by Jon Sprunk
Cover Artist: Jason Chan
Review by Scott Harkless
Pyr Paperback ISBN/ITEM#: 9781633880108
Date: 02 June 2015 List Price $18.00 Amazon US / Amazon UK
Horace held power over life and death, as well as an order from an exotic queen to crush a rebellion. Yet Horace had been a slave, he knew what horrors the slaves rebelled against. Storm and Steel is the second book of the Black Earth series (following Blood and Iron) by Jon Sprunk. This is primarily a high fantasy focused on a character named Horace, who was a shipwright who after having been shipwrecked across a great sea has discovered great magical power and been appointed First Sword to the Queen of this new land.
Our hero has an interesting dilemma as he has both political and magical power. His use of this power is often at odds with his moral character, and in many ways this is your central conflict in this story. The interesting part about this is that most of the conflict between the Queen's realistic desire to require the slave rebellion put down, and Horace's desire for a peaceful resolution to the conflict are equally understandable. Things are complicated by the diverse desires of the rebels themselves, and the machinations of plotting noblemen.
Where this book is strong is in its mix of intrigue and action. There is enough to keep you wondering on a chapterly basis what is going to happen next, and the scenes with the rebels in particular are full of fast paced action. Your characterization is fairly good, although the main character could use a foil in close proximity in his sections for him to interact with. Of particular note are the genuinely sweet and interesting interactions between the rebellion warrior Jerome and his lover, the rebellion leader. Their interplay can be quite entertaining.
This is definitely a middle book though. The book follows middle part story structure fairly soundly in that it destroys the status quo from the end of the first book and shakes up the situation for the beginning of the third book. If that were a weakness, it would be in the difficulty a new reader may have in approaching this series. Very little of the previous story is explained, and one often may feel a little lost if the previous story is not fresh in one's mind.

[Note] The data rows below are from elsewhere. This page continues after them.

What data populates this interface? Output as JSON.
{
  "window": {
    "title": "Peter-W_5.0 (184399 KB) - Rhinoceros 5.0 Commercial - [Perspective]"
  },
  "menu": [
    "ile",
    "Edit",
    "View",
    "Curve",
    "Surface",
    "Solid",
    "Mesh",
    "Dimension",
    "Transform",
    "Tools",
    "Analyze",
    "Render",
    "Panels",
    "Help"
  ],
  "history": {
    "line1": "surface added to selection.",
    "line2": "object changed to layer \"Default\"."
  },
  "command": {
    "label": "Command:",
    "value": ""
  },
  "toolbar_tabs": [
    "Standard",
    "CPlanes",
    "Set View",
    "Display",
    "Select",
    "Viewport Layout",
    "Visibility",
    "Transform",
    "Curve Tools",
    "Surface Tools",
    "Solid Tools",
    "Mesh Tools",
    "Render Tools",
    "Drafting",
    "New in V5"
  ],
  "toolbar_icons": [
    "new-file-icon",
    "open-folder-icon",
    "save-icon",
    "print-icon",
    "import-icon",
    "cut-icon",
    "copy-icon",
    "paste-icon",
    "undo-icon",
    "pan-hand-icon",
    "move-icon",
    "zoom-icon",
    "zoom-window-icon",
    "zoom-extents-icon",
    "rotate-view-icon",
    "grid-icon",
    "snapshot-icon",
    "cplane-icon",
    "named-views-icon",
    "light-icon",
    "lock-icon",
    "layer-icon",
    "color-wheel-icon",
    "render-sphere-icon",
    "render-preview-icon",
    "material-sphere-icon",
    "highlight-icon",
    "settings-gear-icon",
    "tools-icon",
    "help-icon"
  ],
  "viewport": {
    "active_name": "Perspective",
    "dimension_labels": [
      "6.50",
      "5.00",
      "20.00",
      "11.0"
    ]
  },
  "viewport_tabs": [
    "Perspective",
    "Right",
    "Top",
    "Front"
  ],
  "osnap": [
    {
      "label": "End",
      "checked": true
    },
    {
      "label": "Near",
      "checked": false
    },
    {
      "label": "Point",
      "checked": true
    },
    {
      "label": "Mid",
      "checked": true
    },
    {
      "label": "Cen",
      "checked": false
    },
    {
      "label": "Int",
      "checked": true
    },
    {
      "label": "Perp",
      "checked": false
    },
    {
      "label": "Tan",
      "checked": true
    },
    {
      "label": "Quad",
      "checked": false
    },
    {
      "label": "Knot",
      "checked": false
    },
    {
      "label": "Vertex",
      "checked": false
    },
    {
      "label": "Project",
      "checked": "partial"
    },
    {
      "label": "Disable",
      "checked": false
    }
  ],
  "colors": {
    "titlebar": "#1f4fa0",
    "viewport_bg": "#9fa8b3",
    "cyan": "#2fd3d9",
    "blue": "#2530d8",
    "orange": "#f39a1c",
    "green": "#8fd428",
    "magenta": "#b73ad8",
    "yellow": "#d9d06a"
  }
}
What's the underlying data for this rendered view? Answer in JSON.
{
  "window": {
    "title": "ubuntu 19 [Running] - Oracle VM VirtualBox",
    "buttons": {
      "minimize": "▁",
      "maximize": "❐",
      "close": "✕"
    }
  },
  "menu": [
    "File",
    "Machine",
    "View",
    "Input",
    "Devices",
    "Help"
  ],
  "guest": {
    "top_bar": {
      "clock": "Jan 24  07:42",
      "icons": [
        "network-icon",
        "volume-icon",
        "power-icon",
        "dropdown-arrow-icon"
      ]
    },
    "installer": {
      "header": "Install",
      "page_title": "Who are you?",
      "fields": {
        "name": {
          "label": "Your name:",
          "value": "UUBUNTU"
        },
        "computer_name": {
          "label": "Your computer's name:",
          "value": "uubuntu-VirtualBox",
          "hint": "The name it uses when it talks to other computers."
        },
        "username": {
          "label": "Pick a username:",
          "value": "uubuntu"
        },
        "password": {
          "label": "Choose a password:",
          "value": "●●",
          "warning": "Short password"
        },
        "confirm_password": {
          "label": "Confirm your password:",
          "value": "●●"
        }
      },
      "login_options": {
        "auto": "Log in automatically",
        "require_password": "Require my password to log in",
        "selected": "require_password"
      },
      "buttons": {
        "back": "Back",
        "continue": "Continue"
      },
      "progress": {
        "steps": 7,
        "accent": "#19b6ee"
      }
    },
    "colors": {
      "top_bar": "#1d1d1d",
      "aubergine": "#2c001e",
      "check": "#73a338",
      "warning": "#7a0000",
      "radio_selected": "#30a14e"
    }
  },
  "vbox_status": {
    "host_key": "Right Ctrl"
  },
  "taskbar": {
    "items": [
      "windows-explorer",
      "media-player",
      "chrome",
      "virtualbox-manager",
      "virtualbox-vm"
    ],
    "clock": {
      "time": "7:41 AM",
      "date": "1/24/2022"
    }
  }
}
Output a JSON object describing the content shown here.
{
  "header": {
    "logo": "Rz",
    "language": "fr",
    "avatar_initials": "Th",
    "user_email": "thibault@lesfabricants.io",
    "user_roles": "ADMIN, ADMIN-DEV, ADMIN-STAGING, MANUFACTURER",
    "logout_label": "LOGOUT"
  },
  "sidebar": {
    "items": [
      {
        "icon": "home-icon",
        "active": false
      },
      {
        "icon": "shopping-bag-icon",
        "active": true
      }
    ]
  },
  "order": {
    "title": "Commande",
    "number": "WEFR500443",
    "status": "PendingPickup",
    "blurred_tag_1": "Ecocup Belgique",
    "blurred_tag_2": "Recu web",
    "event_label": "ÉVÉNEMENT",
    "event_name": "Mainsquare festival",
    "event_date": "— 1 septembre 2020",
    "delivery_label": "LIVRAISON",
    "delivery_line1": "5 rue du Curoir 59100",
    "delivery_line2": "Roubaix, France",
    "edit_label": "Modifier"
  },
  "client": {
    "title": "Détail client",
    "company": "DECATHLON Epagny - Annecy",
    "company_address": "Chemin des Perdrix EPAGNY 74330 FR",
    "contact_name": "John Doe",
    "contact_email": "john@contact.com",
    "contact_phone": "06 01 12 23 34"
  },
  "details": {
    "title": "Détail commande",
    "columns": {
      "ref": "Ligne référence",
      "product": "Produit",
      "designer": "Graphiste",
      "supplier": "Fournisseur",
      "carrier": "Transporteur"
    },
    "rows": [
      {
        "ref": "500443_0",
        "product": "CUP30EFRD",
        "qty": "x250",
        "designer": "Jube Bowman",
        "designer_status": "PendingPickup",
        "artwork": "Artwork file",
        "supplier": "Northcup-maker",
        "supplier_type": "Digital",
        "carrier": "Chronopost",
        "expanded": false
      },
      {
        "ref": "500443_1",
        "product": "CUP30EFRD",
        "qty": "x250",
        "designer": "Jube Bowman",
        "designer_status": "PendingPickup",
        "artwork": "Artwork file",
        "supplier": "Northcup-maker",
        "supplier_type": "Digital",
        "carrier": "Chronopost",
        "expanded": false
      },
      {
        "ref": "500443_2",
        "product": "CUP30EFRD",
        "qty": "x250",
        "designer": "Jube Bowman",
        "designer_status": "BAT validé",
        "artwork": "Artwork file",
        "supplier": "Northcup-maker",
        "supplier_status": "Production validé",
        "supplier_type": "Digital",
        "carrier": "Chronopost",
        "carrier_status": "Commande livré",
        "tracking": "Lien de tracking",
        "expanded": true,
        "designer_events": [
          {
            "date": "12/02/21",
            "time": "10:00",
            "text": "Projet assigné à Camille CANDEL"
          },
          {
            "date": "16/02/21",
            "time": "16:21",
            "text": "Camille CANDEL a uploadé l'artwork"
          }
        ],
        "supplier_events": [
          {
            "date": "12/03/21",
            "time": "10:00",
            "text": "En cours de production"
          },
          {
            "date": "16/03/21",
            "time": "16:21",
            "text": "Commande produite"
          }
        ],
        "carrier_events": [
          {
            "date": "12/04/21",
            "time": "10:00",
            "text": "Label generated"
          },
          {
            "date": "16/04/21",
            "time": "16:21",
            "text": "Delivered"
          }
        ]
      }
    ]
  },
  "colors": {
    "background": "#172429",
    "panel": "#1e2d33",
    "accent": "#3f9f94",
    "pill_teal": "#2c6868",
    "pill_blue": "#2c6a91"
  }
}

Over all Storm and Steel is a lot of fun, and might not be a bad choice for someone looking for a high fantasy with intrigue and moral complexity. This book might be a good read for a fan of Roger Zelazny, George R.R. Martin, or anyone who likes the mystery of magic mixed with intrigue.